• _DATASET RECORDS_
▬▬▬▬▬▬▬▬▬▬
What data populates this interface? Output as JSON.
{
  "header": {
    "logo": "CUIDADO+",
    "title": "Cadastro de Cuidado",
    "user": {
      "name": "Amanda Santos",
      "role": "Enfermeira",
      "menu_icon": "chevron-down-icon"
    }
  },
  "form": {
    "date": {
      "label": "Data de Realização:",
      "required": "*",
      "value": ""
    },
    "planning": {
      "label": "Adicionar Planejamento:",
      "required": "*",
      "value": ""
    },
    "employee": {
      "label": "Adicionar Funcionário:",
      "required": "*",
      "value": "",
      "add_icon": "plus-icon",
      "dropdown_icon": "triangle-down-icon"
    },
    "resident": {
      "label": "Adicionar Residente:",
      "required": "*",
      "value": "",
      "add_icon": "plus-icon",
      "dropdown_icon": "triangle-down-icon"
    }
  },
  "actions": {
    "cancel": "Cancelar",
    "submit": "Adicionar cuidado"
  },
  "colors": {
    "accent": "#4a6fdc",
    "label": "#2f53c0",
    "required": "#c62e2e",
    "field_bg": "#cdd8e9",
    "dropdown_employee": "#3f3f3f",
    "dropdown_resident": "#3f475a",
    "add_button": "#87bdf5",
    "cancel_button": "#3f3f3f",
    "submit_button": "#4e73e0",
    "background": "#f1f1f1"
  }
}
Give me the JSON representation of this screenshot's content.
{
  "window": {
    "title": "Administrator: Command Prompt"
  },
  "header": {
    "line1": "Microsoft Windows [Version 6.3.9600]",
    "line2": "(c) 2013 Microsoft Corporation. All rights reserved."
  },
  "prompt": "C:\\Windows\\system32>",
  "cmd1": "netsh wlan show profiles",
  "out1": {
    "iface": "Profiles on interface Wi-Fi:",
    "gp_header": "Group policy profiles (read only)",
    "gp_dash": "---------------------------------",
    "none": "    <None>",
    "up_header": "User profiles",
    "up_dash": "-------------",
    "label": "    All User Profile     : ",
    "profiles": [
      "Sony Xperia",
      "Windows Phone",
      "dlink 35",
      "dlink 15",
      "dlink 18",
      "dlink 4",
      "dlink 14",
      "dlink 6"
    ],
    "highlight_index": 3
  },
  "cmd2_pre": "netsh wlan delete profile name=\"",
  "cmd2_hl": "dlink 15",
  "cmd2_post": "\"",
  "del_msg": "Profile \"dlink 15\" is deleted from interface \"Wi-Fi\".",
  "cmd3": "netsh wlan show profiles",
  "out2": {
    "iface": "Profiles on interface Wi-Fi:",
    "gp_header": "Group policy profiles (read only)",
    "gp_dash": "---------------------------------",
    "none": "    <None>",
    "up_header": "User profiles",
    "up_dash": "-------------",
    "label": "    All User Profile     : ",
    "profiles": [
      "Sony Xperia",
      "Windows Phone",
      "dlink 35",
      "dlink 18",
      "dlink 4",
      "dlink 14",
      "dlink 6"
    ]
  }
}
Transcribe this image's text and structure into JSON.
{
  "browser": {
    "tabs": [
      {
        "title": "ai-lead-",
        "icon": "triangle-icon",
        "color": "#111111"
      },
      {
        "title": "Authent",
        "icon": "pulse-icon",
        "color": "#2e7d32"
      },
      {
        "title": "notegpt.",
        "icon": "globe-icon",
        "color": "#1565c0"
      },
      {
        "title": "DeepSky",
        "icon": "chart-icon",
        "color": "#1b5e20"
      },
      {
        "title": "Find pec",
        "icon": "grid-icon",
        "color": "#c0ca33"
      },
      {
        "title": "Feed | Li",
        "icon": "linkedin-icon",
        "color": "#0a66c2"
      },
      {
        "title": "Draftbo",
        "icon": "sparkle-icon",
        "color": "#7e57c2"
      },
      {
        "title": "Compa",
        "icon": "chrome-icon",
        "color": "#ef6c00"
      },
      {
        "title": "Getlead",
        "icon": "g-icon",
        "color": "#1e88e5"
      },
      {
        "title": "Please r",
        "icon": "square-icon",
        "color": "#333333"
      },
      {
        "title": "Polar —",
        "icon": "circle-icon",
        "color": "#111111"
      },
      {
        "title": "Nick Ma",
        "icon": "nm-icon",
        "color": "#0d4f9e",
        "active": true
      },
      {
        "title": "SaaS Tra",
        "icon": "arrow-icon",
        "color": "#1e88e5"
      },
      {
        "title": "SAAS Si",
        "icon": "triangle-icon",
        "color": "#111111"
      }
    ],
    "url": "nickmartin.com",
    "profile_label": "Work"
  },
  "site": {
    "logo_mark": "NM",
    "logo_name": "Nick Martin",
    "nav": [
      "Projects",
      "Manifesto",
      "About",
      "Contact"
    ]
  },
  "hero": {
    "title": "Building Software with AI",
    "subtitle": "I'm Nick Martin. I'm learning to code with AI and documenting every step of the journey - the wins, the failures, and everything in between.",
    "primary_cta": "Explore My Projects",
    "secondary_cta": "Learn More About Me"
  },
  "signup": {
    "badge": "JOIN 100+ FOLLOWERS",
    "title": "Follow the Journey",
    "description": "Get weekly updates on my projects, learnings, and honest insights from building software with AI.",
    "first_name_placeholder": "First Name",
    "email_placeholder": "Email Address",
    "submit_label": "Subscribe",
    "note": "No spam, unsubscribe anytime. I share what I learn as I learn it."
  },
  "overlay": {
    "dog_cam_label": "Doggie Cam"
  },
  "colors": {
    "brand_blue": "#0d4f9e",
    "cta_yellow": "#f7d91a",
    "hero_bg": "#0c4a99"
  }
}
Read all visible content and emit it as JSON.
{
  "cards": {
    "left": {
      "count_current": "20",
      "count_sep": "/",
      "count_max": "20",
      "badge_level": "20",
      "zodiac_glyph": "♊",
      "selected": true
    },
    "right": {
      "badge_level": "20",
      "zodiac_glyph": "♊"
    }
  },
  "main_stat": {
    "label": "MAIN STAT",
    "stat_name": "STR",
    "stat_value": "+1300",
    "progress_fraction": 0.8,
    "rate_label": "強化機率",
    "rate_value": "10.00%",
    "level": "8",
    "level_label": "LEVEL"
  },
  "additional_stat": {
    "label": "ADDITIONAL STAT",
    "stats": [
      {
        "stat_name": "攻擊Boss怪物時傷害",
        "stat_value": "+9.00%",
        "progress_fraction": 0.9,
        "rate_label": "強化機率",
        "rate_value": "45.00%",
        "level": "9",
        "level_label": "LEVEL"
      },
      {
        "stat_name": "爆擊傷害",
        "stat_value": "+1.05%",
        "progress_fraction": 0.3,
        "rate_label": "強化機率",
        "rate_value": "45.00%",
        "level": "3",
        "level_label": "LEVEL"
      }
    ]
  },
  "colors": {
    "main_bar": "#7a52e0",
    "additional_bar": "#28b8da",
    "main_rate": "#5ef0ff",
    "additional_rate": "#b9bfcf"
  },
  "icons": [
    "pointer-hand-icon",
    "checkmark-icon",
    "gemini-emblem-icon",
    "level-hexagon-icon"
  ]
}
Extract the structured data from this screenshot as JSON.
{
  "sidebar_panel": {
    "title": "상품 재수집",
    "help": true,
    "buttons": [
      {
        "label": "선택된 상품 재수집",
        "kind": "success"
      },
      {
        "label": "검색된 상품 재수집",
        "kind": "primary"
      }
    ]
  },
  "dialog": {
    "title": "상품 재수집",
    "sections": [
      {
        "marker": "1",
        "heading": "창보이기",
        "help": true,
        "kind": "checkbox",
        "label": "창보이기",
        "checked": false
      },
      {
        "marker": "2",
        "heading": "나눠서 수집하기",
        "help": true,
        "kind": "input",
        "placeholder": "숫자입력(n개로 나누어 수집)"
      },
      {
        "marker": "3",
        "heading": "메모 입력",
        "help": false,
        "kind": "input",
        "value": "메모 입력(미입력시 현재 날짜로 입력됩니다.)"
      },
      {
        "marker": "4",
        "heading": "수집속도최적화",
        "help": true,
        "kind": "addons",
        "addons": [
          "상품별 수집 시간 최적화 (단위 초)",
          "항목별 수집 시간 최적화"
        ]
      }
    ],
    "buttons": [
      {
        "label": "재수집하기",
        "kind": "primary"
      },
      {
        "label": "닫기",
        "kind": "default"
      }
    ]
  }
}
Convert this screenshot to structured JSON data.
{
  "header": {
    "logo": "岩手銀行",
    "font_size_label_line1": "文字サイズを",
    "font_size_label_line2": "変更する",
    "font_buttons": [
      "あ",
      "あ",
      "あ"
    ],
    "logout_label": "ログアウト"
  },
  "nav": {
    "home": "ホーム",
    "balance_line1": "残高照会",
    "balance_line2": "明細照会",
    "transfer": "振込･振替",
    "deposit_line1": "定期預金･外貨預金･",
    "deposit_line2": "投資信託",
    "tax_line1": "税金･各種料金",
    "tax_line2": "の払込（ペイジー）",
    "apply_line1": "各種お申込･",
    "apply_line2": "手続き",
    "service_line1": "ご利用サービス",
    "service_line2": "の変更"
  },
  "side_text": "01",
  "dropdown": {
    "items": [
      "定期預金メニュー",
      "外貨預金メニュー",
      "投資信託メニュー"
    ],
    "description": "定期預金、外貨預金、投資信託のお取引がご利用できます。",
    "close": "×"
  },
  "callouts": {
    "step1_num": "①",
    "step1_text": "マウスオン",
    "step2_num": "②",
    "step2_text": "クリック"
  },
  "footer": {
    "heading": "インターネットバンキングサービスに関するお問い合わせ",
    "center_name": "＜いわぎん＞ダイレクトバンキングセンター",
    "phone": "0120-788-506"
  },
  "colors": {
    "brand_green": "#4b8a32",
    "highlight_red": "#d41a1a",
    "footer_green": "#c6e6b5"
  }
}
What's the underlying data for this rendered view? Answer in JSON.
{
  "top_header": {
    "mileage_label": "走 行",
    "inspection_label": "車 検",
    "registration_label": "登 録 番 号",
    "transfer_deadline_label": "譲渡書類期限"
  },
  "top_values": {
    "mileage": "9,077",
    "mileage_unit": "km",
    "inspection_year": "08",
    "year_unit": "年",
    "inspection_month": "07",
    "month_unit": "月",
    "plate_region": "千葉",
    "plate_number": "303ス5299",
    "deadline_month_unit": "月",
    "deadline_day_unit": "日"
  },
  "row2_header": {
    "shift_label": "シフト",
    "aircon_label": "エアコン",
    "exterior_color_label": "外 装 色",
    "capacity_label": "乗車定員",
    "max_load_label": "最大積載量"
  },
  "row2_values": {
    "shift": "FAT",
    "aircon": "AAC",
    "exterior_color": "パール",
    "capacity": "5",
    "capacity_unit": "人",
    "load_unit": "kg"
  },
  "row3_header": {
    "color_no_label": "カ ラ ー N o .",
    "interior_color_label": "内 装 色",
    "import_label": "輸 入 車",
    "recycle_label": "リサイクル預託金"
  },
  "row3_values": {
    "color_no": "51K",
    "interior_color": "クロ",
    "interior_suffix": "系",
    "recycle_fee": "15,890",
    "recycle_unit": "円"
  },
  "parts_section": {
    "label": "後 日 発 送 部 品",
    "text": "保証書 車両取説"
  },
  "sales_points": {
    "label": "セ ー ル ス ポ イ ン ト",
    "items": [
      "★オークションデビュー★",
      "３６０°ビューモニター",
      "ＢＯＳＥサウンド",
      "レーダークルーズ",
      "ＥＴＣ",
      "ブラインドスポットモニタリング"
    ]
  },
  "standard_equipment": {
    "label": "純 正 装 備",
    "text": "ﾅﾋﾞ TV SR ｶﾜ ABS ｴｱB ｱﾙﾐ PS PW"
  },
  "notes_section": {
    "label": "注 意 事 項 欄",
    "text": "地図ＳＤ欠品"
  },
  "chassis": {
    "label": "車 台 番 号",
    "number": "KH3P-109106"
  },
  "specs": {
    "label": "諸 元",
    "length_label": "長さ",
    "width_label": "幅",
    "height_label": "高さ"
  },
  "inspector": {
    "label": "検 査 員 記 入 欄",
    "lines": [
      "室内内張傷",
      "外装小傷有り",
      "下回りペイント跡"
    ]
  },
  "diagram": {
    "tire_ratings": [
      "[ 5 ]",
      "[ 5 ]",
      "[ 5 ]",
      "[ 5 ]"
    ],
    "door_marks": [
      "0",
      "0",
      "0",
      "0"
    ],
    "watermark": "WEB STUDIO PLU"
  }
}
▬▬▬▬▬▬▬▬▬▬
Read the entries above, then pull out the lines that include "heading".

• _RESPONSE AREA_
        "heading": "창보이기",
        "heading": "나눠서 수집하기",
        "heading": "메모 입력",
        "heading": "수집속도최적화",
    "heading": "インターネットバンキングサービスに関するお問い合わせ",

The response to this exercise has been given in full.